PERFORMER: Glenn Gould (piano)
At best, these are a curate’s egg, of interest to obsessional admirers of the brilliant and eccentric Canadian pianist who gave up playing in public in 1964 and died in 1982, barely more than a week after he had turned fifty.


Glenn Gould created a sensation with his first official recording of the Goldberg Variations in 1955, which was also the year of his New York recital debut. The version issued here for the first time was taken from a Canadian broadcast the previous year and the interpretation is quite different. There are no repeats at all; the theme is slow and sentimentalised; the first two canons are treated to conventional rubato, while the remaining canons have none; Variation 29 is very fast, like a mad pianola. Gould kept changing his interpretation, as no fewer than three later recordings prove, but since this one has a lot of shellac sizzle as well as distortion, it’s strictly for the archives.

The Preludes and Fugues from the ‘48’ are also taken from broadcasts in the early Fifties and they’re similarly poor in sound.
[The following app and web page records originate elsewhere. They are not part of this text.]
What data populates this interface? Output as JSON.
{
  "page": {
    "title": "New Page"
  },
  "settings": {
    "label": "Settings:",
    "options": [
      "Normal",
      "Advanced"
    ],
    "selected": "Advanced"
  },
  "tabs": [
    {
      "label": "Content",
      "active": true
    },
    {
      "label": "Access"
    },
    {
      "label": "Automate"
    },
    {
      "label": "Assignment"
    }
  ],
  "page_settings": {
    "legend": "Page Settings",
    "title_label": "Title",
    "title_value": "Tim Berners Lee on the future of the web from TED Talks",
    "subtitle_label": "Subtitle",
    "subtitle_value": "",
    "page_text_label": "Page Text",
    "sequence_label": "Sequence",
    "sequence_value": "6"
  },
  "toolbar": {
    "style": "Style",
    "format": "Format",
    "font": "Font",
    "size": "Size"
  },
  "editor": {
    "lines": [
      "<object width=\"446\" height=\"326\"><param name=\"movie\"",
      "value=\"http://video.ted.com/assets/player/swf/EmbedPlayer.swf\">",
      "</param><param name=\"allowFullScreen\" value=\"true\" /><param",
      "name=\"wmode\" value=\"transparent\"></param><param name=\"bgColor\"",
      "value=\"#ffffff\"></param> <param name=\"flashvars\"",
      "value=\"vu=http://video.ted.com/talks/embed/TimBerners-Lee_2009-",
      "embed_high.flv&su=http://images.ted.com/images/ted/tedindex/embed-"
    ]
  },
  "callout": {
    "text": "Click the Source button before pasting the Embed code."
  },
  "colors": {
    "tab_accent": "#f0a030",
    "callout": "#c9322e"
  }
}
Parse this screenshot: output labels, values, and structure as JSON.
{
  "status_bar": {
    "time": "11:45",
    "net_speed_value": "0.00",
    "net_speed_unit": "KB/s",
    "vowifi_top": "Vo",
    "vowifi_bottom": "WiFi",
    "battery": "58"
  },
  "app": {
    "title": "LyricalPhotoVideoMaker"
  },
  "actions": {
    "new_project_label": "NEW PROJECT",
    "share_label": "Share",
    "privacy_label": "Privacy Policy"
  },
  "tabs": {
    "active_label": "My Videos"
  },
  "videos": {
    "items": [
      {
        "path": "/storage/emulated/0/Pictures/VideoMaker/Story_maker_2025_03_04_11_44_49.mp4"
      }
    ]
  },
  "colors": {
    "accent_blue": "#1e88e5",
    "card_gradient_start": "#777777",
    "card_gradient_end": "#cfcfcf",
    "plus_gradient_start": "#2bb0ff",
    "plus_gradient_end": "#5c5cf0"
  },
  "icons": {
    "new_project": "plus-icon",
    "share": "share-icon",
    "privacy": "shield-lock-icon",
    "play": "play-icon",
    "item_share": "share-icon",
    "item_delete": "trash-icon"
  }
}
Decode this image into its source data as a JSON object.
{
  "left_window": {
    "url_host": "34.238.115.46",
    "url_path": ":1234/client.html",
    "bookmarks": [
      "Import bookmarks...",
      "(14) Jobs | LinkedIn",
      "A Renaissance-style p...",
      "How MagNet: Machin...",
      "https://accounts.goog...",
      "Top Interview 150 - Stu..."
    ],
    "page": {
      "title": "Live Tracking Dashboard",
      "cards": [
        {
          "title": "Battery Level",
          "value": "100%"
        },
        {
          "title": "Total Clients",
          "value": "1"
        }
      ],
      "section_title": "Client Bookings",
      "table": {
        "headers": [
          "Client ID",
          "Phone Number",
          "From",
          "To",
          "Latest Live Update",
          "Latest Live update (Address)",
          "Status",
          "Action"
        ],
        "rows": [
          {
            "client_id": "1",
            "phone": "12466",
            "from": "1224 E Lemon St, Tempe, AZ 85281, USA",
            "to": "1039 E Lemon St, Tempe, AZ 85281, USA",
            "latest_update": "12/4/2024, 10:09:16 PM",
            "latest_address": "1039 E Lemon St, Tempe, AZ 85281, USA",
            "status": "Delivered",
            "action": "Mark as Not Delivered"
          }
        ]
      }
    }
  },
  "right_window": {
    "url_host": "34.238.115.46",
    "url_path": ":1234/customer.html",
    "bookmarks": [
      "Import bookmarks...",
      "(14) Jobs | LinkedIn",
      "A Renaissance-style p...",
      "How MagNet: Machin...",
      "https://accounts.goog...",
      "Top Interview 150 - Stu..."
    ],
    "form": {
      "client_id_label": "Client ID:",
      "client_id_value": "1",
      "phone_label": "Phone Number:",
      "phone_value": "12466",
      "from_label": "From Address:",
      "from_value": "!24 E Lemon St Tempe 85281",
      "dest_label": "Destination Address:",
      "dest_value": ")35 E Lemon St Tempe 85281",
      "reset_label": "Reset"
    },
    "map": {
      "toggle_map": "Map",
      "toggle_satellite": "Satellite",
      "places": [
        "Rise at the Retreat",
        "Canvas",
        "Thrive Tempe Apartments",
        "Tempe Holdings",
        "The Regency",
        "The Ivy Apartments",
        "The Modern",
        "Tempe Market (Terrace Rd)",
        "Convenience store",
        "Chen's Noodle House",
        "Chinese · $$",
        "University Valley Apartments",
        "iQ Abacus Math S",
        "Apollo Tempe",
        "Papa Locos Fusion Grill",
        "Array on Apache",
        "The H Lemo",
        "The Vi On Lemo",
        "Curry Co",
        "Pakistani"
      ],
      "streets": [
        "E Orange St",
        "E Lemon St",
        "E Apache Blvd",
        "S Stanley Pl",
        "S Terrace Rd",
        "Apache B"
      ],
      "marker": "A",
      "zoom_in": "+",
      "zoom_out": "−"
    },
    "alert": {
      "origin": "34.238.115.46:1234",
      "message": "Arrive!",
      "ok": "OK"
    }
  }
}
The fugues are played with great clarity and quite strictly, while the two Preludes in minor keys are rhythmically pulled about, with heavy Romantic expression.


Gould also recorded all the pieces by Schoenberg and his pupils at later dates. Here, Webern’s Variations and Schoenberg’s Op. 11 were recorded privately at an early self-promoted recital, and the sound is very poor. At least it doesn’t suffer from the crosstalk of the early broadcasts of Schoenberg’s Concerto – a fine performance, as far as can be judged with the orchestra sounding so distant – and Suite, Op. 25. Perhaps the most interesting playing is Gould’s unusually bold, pianistic view of Berg’s Sonata. Adrian Jack